’’There’s a legal problem,’’ he said. The ambassador was responding to caretaker Deputy Prime Minister Somkid Jatusripitak’s call to resume the stalled talks.
’’We are willing to pursue [the talks] if the two sides agree, in whatever form — whether to proceed on the current structure... or in other forms. The US is open to that,’’ the ambassador said. He said Washington wants to push ahead with FTA talks despite a congressional election campaign in the US this year and the Trade Promotion Authority Act coming up for renewal next year.

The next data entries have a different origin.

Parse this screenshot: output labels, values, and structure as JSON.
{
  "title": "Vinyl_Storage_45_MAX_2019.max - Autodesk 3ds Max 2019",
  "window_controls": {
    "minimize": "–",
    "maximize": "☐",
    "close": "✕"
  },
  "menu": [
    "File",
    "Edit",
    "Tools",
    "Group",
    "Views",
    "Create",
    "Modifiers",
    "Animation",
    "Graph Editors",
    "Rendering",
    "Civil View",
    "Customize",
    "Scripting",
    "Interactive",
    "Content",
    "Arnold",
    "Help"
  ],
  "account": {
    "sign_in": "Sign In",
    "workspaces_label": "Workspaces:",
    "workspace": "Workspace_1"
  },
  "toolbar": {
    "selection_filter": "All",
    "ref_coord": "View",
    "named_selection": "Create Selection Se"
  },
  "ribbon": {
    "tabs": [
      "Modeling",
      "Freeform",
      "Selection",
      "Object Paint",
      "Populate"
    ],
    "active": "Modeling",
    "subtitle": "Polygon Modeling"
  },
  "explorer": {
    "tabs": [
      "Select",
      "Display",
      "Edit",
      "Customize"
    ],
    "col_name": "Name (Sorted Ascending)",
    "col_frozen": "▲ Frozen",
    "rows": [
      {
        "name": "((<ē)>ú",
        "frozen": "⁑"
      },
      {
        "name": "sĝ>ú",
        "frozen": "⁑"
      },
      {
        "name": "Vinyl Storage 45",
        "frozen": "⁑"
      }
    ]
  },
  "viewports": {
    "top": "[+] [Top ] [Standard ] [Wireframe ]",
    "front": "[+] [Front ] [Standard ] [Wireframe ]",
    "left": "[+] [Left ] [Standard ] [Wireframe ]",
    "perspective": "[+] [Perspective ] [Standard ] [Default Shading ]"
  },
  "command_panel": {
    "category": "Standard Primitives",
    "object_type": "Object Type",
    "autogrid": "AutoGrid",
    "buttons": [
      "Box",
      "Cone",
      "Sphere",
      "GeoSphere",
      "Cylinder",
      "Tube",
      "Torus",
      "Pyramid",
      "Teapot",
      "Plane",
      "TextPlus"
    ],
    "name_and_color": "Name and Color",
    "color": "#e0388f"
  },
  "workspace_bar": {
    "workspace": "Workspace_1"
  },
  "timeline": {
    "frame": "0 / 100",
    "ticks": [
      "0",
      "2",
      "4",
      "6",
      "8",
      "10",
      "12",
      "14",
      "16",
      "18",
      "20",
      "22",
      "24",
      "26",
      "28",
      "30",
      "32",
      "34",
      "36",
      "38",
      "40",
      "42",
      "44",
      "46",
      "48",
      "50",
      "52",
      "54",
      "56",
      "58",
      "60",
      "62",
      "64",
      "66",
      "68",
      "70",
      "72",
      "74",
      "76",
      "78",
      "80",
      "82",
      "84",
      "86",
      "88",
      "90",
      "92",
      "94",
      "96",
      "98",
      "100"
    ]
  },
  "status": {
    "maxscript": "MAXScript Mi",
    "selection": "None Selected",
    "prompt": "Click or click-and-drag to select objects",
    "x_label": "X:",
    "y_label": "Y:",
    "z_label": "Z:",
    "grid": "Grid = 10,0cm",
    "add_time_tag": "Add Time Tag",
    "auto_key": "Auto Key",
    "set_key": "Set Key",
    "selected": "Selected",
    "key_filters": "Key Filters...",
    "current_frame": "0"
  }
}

Mr Boyce said Mr Somkid, who is also commerce minister, had a solid knowledge of the talks, but the US is still waiting to see who will lead them and how they will be re-structured.
Washington has indicated the trade pact is not likely to be concluded this year, as was hoped after the Chiang Mai talks last January, but Washington was not contemplating giving up, he said.
Deputy US Trade Representative Karan Bhatia, before leaving for a trip to Taiwan, India and Vietnam yesterday, said he was awaiting formal communications from the Thai side.
Mr Somkid early last month instructed Permanent Secretary for Commerce Karun Kittisataporn, who headed the Thai negotiation team, to suspend discussions with US officials until a new Thai government is formed. But he has asked for a review of the talks in light of caretaker Prime Minister Thaksin Shinawatra’s recent return to office after a 50-day leave.
Ex-senators and civic groups are to submit a petition to the parliamentary ombudsman today asking the Constitution Court to rule on whether the Thaksin government violated the charter’s article 224 by failing to consult parliament before going ahead with FTA talks with the US.